After Brian True-May's comments on the all-white casting the programme now feels soiled, says Mark Lawson
Viewers have always watched Midsomer Murders in a suspicious frame of mind, wondering which of the half dozen or so familiar British character actors contracted to look shifty in this episode will prove to be the latest English rural mass murderer sent to the presumably overcrowded Midsomer nick.
But, following the suspension of producer Brian True-May for seemingly suggesting that the show benefits from an all-white casting policy, Wednesday night's opening episode of the 14th series will have been watched with a different kind of suspicion – seeking evidence of acting apartheid.

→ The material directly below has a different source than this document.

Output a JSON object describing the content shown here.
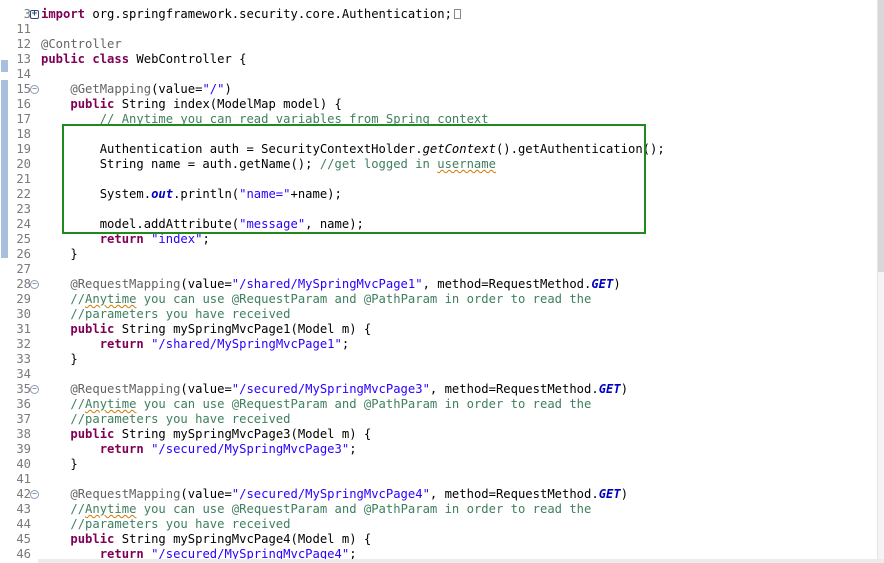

The background to this story, Death in the Slow Lane, was motor racing, a sport in which Britain has had a recent black world champion and so a promising opportunity to extend the facial palette. Characteristically though, the plot line involved events at a Silverstone Grand Prix in the 1960s and so the chance was missed.
True-May will leave the show in the summer and this episode, completed before the furore, did suggest that the franchise could use a fresh overview. Although a sharp-eyed advance freeze-framer had spotted one black extra at the edge of a crowd scene, the programme's traditional racial monotony soon prevailed and began at times to look wilful.
For example, one suspect was a young urban DJ called Dave "Doggy" Day, speaking street patois ("Oh, my days, you still in school, innit?"), who had been hired to judge a vintage car contest at a local private school. Yet, although the departing producer has cited social realism as a reason for the series' whiteness, even this representative of a notably multiracial profession was cast caucasian.
Admittedly, there is a difficulty here. A black DJ could be viewed as a racial stereotype, an objection that might also have been raised if the "rough boy from the estate", a crucial minor character, had been cast non-white. But, if this was the rationale behind these casting decisions, then Midsomer has moved to racial sensitivity without an intervening period of racial inclusivity. And it was striking that even though this episode required large school groups, another area of British life known for its range of races, these juvenile performers could have been recruited from a 1940s British stage school.
Now that the row has opened eyes to this issue, it's difficult to watch Midsomer innocently. The show feels soiled – a bit too like a South African Broadcasting Corporation programme circa 1980 – and True-May's successor is surely going to have to change the colour scheme .
Although how many future series there will be already depended, even before this fuss, on close inspection of the ratings for this run, as the focus of the episode was supposed to have been on a different casting decision. Following John Nettles' retirement after 14 years, his DCI Tom Barnaby has been replaced by cousin DCI John Barnaby, played by Neil Dudgeon.
The new top cop in Causton CID was introduced through a teasing camera angle, twice showing him in his kitchen speaking intimately to an unseen companion. In a useful rebuke to Midsomer's current detractors, would the hidden listener turn out to be a black woman or a gay man?
It proved to be his pet dog. Dudgeon, though, got through more facial expressions and vocal inflections in this one storyline than Nettles had managed in 81 – a positive note in an episode that will otherwise have done little to smooth the furrowed brows at ITV1 in relation to its crisis-stricken hit.